• _STORED DATA_:
┄┄┄┄┄┄┄┄┄┄┄┄┄┄┄┄┄┄┄┄

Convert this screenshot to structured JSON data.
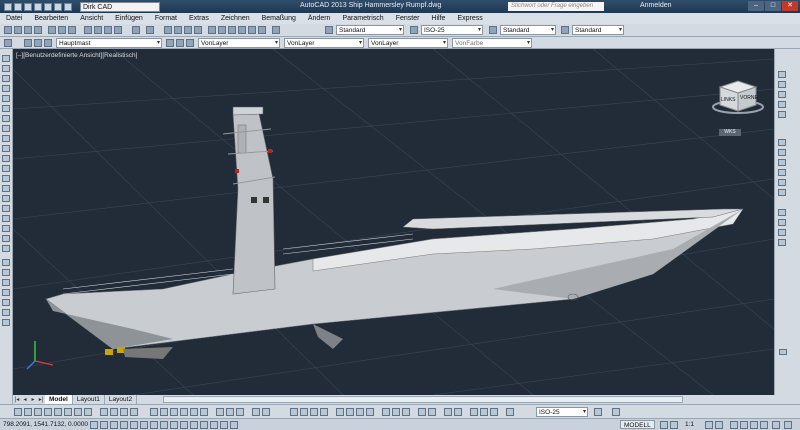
{
  "titlebar": {
    "workspace": "Dirk CAD",
    "title": "AutoCAD 2013    Ship Hammersley Rumpf.dwg",
    "search_placeholder": "Stichwort oder Frage eingeben",
    "signin": "Anmelden"
  },
  "menu": [
    "Datei",
    "Bearbeiten",
    "Ansicht",
    "Einfügen",
    "Format",
    "Extras",
    "Zeichnen",
    "Bemaßung",
    "Ändern",
    "Parametrisch",
    "Fenster",
    "Hilfe",
    "Express"
  ],
  "toolbar1": {
    "textstyle": "Standard",
    "dimstyle": "ISO-25",
    "tablestyle": "Standard",
    "mleaderstyle": "Standard"
  },
  "toolbar2": {
    "layer": "Hauptmast",
    "color": "VonLayer",
    "linetype": "VonLayer",
    "lineweight": "VonLayer",
    "plotstyle": "VonFarbe"
  },
  "viewport": {
    "label": "[–][Benutzerdefinierte Ansicht][Realistisch]",
    "viewcube_left": "LINKS",
    "viewcube_front": "VORNE",
    "wcs": "WKS"
  },
  "tabs": [
    "Model",
    "Layout1",
    "Layout2"
  ],
  "bottom": {
    "dimstyle": "ISO-25"
  },
  "status": {
    "coords": "798.2091, 1541.7132, 0.0000",
    "model": "MODELL",
    "scale": "1:1"
  },
  "colors": {
    "viewport_bg": "#212c38",
    "grid": "#3a4654",
    "hull": "#c9ccd0",
    "hull_dark": "#8e9398",
    "titlebar": "#2f4d6b"
  }
}
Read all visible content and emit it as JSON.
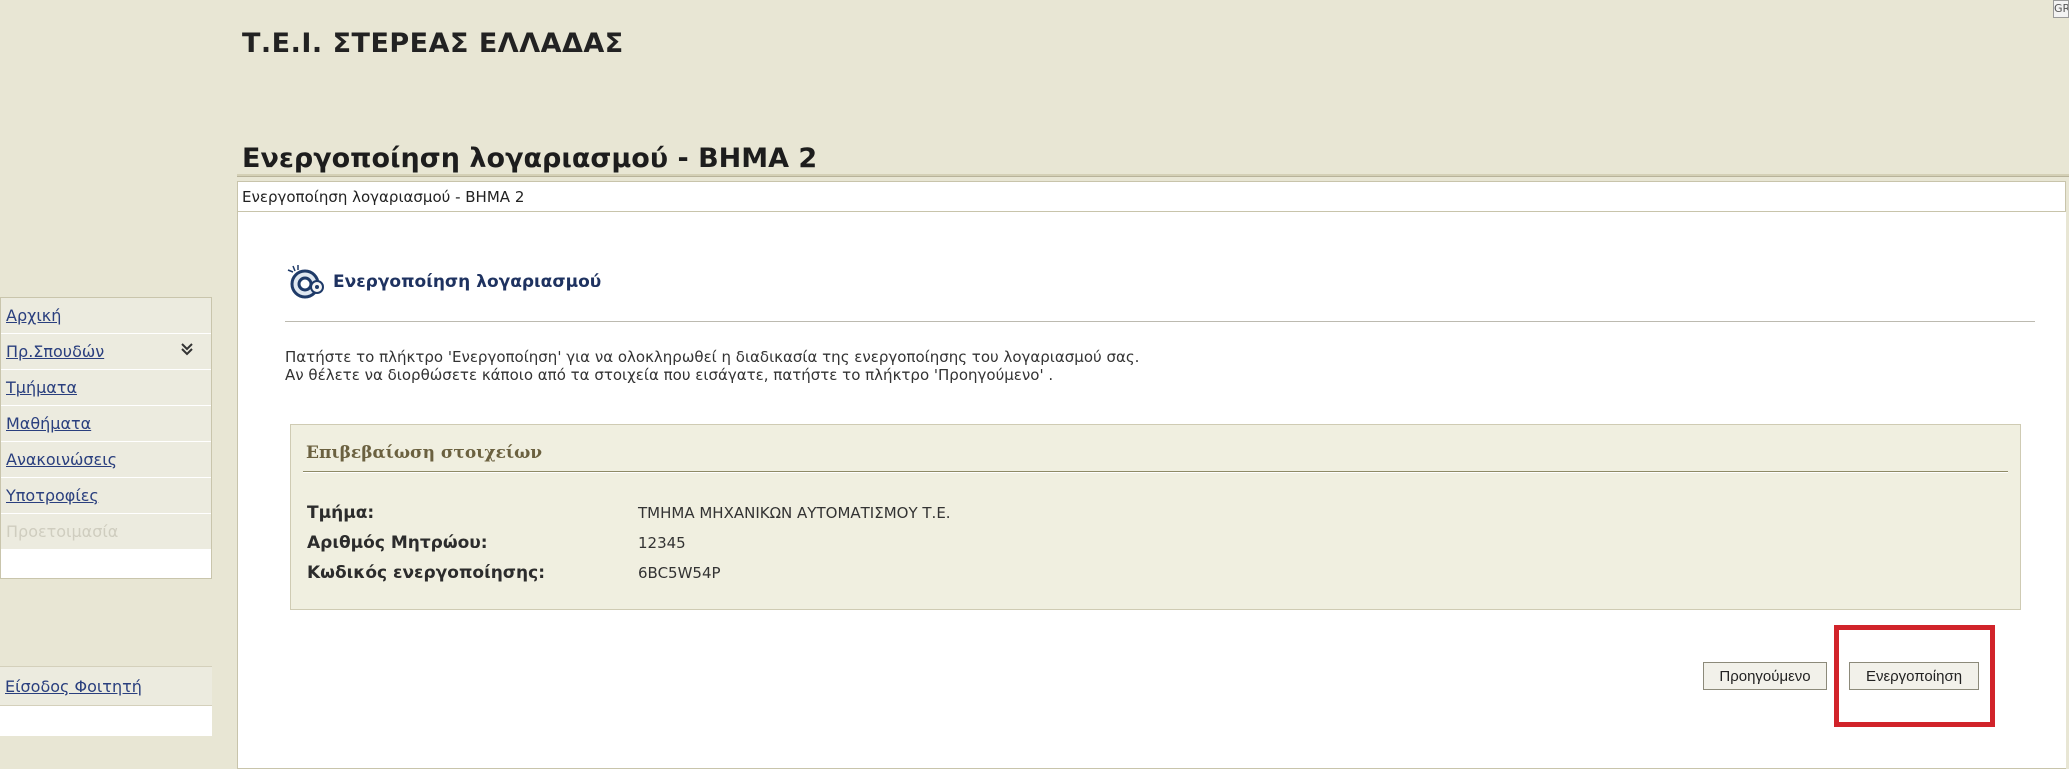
{
  "header": {
    "institution": "Τ.Ε.Ι. ΣΤΕΡΕΑΣ ΕΛΛΑΔΑΣ",
    "page_title": "Ενεργοποίηση λογαριασμού - ΒΗΜΑ 2",
    "lang_badge": "GR"
  },
  "breadcrumb": "Ενεργοποίηση λογαριασμού - ΒΗΜΑ 2",
  "sidebar": {
    "items": [
      {
        "label": "Αρχική"
      },
      {
        "label": "Πρ.Σπουδών",
        "icon": "chevron-down-double-icon"
      },
      {
        "label": "Τμήματα"
      },
      {
        "label": "Μαθήματα"
      },
      {
        "label": "Ανακοινώσεις"
      },
      {
        "label": "Υποτροφίες"
      },
      {
        "label": "Προετοιμασία"
      }
    ],
    "student_login": "Είσοδος Φοιτητή"
  },
  "section": {
    "title": "Ενεργοποίηση λογαριασμού",
    "icon": "activation-icon",
    "instructions_line1": "Πατήστε το πλήκτρο 'Ενεργοποίηση' για να ολοκληρωθεί η διαδικασία της ενεργοποίησης του λογαριασμού σας.",
    "instructions_line2": "Αν θέλετε να διορθώσετε κάποιο από τα στοιχεία που εισάγατε, πατήστε το πλήκτρο 'Προηγούμενο' ."
  },
  "confirmation": {
    "title": "Επιβεβαίωση στοιχείων",
    "fields": [
      {
        "label": "Τμήμα:",
        "value": "ΤΜΗΜΑ ΜΗΧΑΝΙΚΩΝ ΑΥΤΟΜΑΤΙΣΜΟΥ Τ.Ε."
      },
      {
        "label": "Αριθμός Μητρώου:",
        "value": "12345"
      },
      {
        "label": "Κωδικός ενεργοποίησης:",
        "value": "6BC5W54P"
      }
    ]
  },
  "buttons": {
    "previous": "Προηγούμενο",
    "activate": "Ενεργοποίηση"
  },
  "colors": {
    "highlight": "#d1232a",
    "page_background": "#e8e6d4",
    "link": "#2a3f7e"
  }
}
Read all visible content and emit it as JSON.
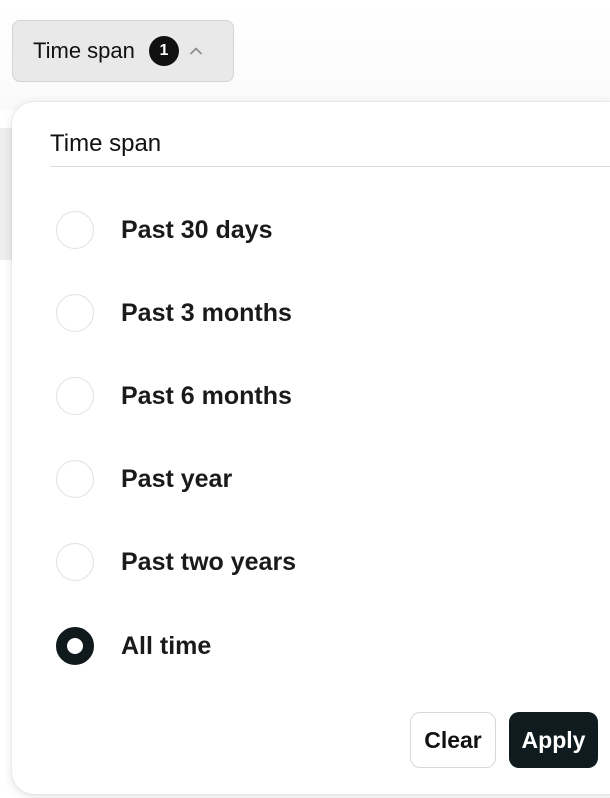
{
  "filter_button": {
    "label": "Time span",
    "count": "1",
    "icon": "chevron-up-icon"
  },
  "popover": {
    "title": "Time span",
    "options": [
      {
        "label": "Past 30 days",
        "selected": false
      },
      {
        "label": "Past 3 months",
        "selected": false
      },
      {
        "label": "Past 6 months",
        "selected": false
      },
      {
        "label": "Past year",
        "selected": false
      },
      {
        "label": "Past two years",
        "selected": false
      },
      {
        "label": "All time",
        "selected": true
      }
    ],
    "clear_label": "Clear",
    "apply_label": "Apply"
  },
  "colors": {
    "accent": "#0f1b1e",
    "badge": "#111111",
    "button_bg": "#e9e9e9"
  }
}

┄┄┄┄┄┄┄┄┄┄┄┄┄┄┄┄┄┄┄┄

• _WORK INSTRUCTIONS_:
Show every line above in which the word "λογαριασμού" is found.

• _RESULT OF THIS TASK_:
    "page_title": "Ενεργοποίηση λογαριασμού - ΒΗΜΑ 2",
  "breadcrumb": "Ενεργοποίηση λογαριασμού - ΒΗΜΑ 2",
    "title": "Ενεργοποίηση λογαριασμού",
    "instructions_line1": "Πατήστε το πλήκτρο 'Ενεργοποίηση' για να ολοκληρωθεί η διαδικασία της ενεργοποίησης του λογαριασμού σας.",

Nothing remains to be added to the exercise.